_REQUIRED ACTION_
Make an exact copy of the records below, excluding images.

_ENTRIES PROVIDED_
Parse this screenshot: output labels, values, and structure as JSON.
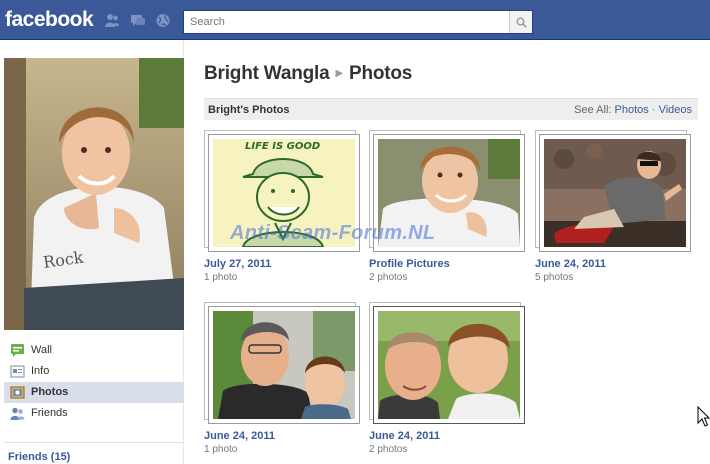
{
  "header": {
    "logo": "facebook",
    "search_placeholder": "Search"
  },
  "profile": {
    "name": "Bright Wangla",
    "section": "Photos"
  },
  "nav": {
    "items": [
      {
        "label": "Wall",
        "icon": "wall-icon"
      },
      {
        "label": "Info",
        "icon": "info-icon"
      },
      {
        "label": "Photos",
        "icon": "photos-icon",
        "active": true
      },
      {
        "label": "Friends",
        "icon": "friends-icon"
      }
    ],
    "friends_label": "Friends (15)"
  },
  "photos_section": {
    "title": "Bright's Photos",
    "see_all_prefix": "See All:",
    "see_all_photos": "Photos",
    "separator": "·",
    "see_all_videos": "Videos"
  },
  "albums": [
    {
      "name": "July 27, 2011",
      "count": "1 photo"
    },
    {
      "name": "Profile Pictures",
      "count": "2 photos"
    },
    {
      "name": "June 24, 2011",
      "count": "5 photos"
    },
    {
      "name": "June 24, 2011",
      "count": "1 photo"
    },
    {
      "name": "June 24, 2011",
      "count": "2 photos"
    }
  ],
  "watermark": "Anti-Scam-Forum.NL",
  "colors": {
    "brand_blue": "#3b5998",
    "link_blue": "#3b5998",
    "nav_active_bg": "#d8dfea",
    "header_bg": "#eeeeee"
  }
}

_ANSWER SECTION_
Parse this screenshot: output labels, values, and structure as JSON.
{
  "header": {
    "logo": "facebook",
    "search_placeholder": "Search"
  },
  "profile": {
    "name": "Bright Wangla",
    "section": "Photos"
  },
  "nav": {
    "items": [
      {
        "label": "Wall",
        "icon": "wall-icon"
      },
      {
        "label": "Info",
        "icon": "info-icon"
      },
      {
        "label": "Photos",
        "icon": "photos-icon",
        "active": true
      },
      {
        "label": "Friends",
        "icon": "friends-icon"
      }
    ],
    "friends_label": "Friends (15)"
  },
  "photos_section": {
    "title": "Bright's Photos",
    "see_all_prefix": "See All:",
    "see_all_photos": "Photos",
    "separator": "·",
    "see_all_videos": "Videos"
  },
  "albums": [
    {
      "name": "July 27, 2011",
      "count": "1 photo"
    },
    {
      "name": "Profile Pictures",
      "count": "2 photos"
    },
    {
      "name": "June 24, 2011",
      "count": "5 photos"
    },
    {
      "name": "June 24, 2011",
      "count": "1 photo"
    },
    {
      "name": "June 24, 2011",
      "count": "2 photos"
    }
  ],
  "watermark": "Anti-Scam-Forum.NL",
  "colors": {
    "brand_blue": "#3b5998",
    "link_blue": "#3b5998",
    "nav_active_bg": "#d8dfea",
    "header_bg": "#eeeeee"
  }
}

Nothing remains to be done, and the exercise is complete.